- _Requirement_:
The reply should contain each record below, returned exactly as given.

- _Supplied records_:
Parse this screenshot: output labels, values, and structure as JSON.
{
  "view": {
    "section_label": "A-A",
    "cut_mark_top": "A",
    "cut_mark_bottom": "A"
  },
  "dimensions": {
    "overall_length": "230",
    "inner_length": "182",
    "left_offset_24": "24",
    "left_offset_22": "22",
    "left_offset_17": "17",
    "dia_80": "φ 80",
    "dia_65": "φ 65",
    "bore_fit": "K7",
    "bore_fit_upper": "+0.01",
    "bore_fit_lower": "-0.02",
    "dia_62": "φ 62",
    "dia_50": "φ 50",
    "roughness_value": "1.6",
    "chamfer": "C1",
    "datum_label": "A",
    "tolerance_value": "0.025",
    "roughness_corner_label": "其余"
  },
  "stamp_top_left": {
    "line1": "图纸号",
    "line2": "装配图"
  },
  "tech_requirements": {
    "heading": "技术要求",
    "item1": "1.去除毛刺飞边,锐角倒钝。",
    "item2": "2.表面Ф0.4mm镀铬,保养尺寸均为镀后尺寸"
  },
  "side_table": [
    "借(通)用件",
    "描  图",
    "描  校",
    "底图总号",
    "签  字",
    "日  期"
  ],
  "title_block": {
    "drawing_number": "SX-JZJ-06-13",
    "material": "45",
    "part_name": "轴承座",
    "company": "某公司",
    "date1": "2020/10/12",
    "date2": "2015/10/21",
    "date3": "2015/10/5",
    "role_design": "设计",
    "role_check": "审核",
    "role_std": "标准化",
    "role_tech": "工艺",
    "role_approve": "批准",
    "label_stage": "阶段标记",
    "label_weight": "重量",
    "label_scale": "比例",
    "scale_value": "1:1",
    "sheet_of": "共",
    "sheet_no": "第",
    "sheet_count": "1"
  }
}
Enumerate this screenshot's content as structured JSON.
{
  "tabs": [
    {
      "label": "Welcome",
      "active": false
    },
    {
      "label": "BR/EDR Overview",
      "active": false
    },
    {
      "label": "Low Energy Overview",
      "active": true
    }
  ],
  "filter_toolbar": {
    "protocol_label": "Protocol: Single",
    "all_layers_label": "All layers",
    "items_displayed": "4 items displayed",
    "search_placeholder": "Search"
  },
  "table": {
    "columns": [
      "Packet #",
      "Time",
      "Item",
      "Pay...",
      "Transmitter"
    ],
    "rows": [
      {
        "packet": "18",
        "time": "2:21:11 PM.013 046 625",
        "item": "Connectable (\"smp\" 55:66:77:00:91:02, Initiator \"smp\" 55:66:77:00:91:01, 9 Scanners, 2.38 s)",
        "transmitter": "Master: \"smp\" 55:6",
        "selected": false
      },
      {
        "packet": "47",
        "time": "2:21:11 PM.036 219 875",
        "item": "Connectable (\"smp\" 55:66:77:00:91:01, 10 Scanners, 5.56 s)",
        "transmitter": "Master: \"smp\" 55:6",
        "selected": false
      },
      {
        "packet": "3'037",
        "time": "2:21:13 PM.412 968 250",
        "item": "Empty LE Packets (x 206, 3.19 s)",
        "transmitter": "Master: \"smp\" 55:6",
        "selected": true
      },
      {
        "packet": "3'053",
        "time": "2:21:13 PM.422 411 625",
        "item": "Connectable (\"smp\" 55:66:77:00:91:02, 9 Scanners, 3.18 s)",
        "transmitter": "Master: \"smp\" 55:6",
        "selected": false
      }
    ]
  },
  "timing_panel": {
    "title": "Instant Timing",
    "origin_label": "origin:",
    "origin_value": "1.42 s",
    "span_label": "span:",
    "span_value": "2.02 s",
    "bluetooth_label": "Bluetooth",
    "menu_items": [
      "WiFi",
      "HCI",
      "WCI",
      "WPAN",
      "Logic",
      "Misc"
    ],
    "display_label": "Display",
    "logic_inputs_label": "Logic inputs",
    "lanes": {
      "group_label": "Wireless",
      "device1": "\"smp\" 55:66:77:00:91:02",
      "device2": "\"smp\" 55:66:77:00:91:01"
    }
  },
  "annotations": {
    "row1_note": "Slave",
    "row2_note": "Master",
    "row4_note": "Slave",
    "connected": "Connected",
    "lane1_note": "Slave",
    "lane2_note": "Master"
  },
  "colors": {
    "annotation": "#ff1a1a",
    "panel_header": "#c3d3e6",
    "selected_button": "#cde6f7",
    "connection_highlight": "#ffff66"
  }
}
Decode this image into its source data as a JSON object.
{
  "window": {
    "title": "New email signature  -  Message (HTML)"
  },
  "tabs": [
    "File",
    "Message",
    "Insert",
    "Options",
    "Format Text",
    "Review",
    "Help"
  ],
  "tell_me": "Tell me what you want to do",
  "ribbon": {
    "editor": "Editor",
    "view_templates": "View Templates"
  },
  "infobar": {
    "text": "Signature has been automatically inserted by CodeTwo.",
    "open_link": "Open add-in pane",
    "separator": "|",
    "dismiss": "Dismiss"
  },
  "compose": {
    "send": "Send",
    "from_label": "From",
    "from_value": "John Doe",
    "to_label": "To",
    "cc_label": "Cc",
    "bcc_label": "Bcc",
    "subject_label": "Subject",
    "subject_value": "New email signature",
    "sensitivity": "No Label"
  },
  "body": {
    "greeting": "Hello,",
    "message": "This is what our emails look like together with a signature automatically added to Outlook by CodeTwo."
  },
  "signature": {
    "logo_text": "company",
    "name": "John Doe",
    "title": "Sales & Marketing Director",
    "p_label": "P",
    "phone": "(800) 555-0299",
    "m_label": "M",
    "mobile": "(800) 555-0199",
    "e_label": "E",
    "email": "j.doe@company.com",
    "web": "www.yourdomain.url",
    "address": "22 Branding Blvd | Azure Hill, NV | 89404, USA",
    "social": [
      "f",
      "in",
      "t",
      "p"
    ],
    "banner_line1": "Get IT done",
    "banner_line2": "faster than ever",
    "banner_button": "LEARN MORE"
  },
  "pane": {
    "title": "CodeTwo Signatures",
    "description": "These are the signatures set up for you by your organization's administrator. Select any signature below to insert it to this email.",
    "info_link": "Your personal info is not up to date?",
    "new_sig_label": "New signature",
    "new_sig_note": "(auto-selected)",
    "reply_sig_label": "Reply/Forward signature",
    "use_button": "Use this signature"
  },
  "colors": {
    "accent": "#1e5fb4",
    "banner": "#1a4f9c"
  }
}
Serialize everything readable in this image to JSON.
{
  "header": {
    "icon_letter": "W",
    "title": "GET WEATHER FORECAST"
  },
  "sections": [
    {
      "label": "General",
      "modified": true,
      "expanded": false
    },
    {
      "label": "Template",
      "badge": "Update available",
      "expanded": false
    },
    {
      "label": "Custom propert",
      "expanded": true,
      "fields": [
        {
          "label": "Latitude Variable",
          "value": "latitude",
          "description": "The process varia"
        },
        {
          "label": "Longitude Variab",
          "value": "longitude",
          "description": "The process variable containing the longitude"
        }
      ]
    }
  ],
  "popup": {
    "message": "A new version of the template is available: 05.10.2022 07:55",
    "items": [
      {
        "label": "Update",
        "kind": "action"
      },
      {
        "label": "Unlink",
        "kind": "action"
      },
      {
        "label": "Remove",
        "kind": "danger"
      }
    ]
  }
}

- _Output for this exercise_:
Parse this screenshot: output labels, values, and structure as JSON.
{
  "view": {
    "section_label": "A-A",
    "cut_mark_top": "A",
    "cut_mark_bottom": "A"
  },
  "dimensions": {
    "overall_length": "230",
    "inner_length": "182",
    "left_offset_24": "24",
    "left_offset_22": "22",
    "left_offset_17": "17",
    "dia_80": "φ 80",
    "dia_65": "φ 65",
    "bore_fit": "K7",
    "bore_fit_upper": "+0.01",
    "bore_fit_lower": "-0.02",
    "dia_62": "φ 62",
    "dia_50": "φ 50",
    "roughness_value": "1.6",
    "chamfer": "C1",
    "datum_label": "A",
    "tolerance_value": "0.025",
    "roughness_corner_label": "其余"
  },
  "stamp_top_left": {
    "line1": "图纸号",
    "line2": "装配图"
  },
  "tech_requirements": {
    "heading": "技术要求",
    "item1": "1.去除毛刺飞边,锐角倒钝。",
    "item2": "2.表面Ф0.4mm镀铬,保养尺寸均为镀后尺寸"
  },
  "side_table": [
    "借(通)用件",
    "描  图",
    "描  校",
    "底图总号",
    "签  字",
    "日  期"
  ],
  "title_block": {
    "drawing_number": "SX-JZJ-06-13",
    "material": "45",
    "part_name": "轴承座",
    "company": "某公司",
    "date1": "2020/10/12",
    "date2": "2015/10/21",
    "date3": "2015/10/5",
    "role_design": "设计",
    "role_check": "审核",
    "role_std": "标准化",
    "role_tech": "工艺",
    "role_approve": "批准",
    "label_stage": "阶段标记",
    "label_weight": "重量",
    "label_scale": "比例",
    "scale_value": "1:1",
    "sheet_of": "共",
    "sheet_no": "第",
    "sheet_count": "1"
  }
}
Enumerate this screenshot's content as structured JSON.
{
  "tabs": [
    {
      "label": "Welcome",
      "active": false
    },
    {
      "label": "BR/EDR Overview",
      "active": false
    },
    {
      "label": "Low Energy Overview",
      "active": true
    }
  ],
  "filter_toolbar": {
    "protocol_label": "Protocol: Single",
    "all_layers_label": "All layers",
    "items_displayed": "4 items displayed",
    "search_placeholder": "Search"
  },
  "table": {
    "columns": [
      "Packet #",
      "Time",
      "Item",
      "Pay...",
      "Transmitter"
    ],
    "rows": [
      {
        "packet": "18",
        "time": "2:21:11 PM.013 046 625",
        "item": "Connectable (\"smp\" 55:66:77:00:91:02, Initiator \"smp\" 55:66:77:00:91:01, 9 Scanners, 2.38 s)",
        "transmitter": "Master: \"smp\" 55:6",
        "selected": false
      },
      {
        "packet": "47",
        "time": "2:21:11 PM.036 219 875",
        "item": "Connectable (\"smp\" 55:66:77:00:91:01, 10 Scanners, 5.56 s)",
        "transmitter": "Master: \"smp\" 55:6",
        "selected": false
      },
      {
        "packet": "3'037",
        "time": "2:21:13 PM.412 968 250",
        "item": "Empty LE Packets (x 206, 3.19 s)",
        "transmitter": "Master: \"smp\" 55:6",
        "selected": true
      },
      {
        "packet": "3'053",
        "time": "2:21:13 PM.422 411 625",
        "item": "Connectable (\"smp\" 55:66:77:00:91:02, 9 Scanners, 3.18 s)",
        "transmitter": "Master: \"smp\" 55:6",
        "selected": false
      }
    ]
  },
  "timing_panel": {
    "title": "Instant Timing",
    "origin_label": "origin:",
    "origin_value": "1.42 s",
    "span_label": "span:",
    "span_value": "2.02 s",
    "bluetooth_label": "Bluetooth",
    "menu_items": [
      "WiFi",
      "HCI",
      "WCI",
      "WPAN",
      "Logic",
      "Misc"
    ],
    "display_label": "Display",
    "logic_inputs_label": "Logic inputs",
    "lanes": {
      "group_label": "Wireless",
      "device1": "\"smp\" 55:66:77:00:91:02",
      "device2": "\"smp\" 55:66:77:00:91:01"
    }
  },
  "annotations": {
    "row1_note": "Slave",
    "row2_note": "Master",
    "row4_note": "Slave",
    "connected": "Connected",
    "lane1_note": "Slave",
    "lane2_note": "Master"
  },
  "colors": {
    "annotation": "#ff1a1a",
    "panel_header": "#c3d3e6",
    "selected_button": "#cde6f7",
    "connection_highlight": "#ffff66"
  }
}
Decode this image into its source data as a JSON object.
{
  "window": {
    "title": "New email signature  -  Message (HTML)"
  },
  "tabs": [
    "File",
    "Message",
    "Insert",
    "Options",
    "Format Text",
    "Review",
    "Help"
  ],
  "tell_me": "Tell me what you want to do",
  "ribbon": {
    "editor": "Editor",
    "view_templates": "View Templates"
  },
  "infobar": {
    "text": "Signature has been automatically inserted by CodeTwo.",
    "open_link": "Open add-in pane",
    "separator": "|",
    "dismiss": "Dismiss"
  },
  "compose": {
    "send": "Send",
    "from_label": "From",
    "from_value": "John Doe",
    "to_label": "To",
    "cc_label": "Cc",
    "bcc_label": "Bcc",
    "subject_label": "Subject",
    "subject_value": "New email signature",
    "sensitivity": "No Label"
  },
  "body": {
    "greeting": "Hello,",
    "message": "This is what our emails look like together with a signature automatically added to Outlook by CodeTwo."
  },
  "signature": {
    "logo_text": "company",
    "name": "John Doe",
    "title": "Sales & Marketing Director",
    "p_label": "P",
    "phone": "(800) 555-0299",
    "m_label": "M",
    "mobile": "(800) 555-0199",
    "e_label": "E",
    "email": "j.doe@company.com",
    "web": "www.yourdomain.url",
    "address": "22 Branding Blvd | Azure Hill, NV | 89404, USA",
    "social": [
      "f",
      "in",
      "t",
      "p"
    ],
    "banner_line1": "Get IT done",
    "banner_line2": "faster than ever",
    "banner_button": "LEARN MORE"
  },
  "pane": {
    "title": "CodeTwo Signatures",
    "description": "These are the signatures set up for you by your organization's administrator. Select any signature below to insert it to this email.",
    "info_link": "Your personal info is not up to date?",
    "new_sig_label": "New signature",
    "new_sig_note": "(auto-selected)",
    "reply_sig_label": "Reply/Forward signature",
    "use_button": "Use this signature"
  },
  "colors": {
    "accent": "#1e5fb4",
    "banner": "#1a4f9c"
  }
}
Serialize everything readable in this image to JSON.
{
  "header": {
    "icon_letter": "W",
    "title": "GET WEATHER FORECAST"
  },
  "sections": [
    {
      "label": "General",
      "modified": true,
      "expanded": false
    },
    {
      "label": "Template",
      "badge": "Update available",
      "expanded": false
    },
    {
      "label": "Custom propert",
      "expanded": true,
      "fields": [
        {
          "label": "Latitude Variable",
          "value": "latitude",
          "description": "The process varia"
        },
        {
          "label": "Longitude Variab",
          "value": "longitude",
          "description": "The process variable containing the longitude"
        }
      ]
    }
  ],
  "popup": {
    "message": "A new version of the template is available: 05.10.2022 07:55",
    "items": [
      {
        "label": "Update",
        "kind": "action"
      },
      {
        "label": "Unlink",
        "kind": "action"
      },
      {
        "label": "Remove",
        "kind": "danger"
      }
    ]
  }
}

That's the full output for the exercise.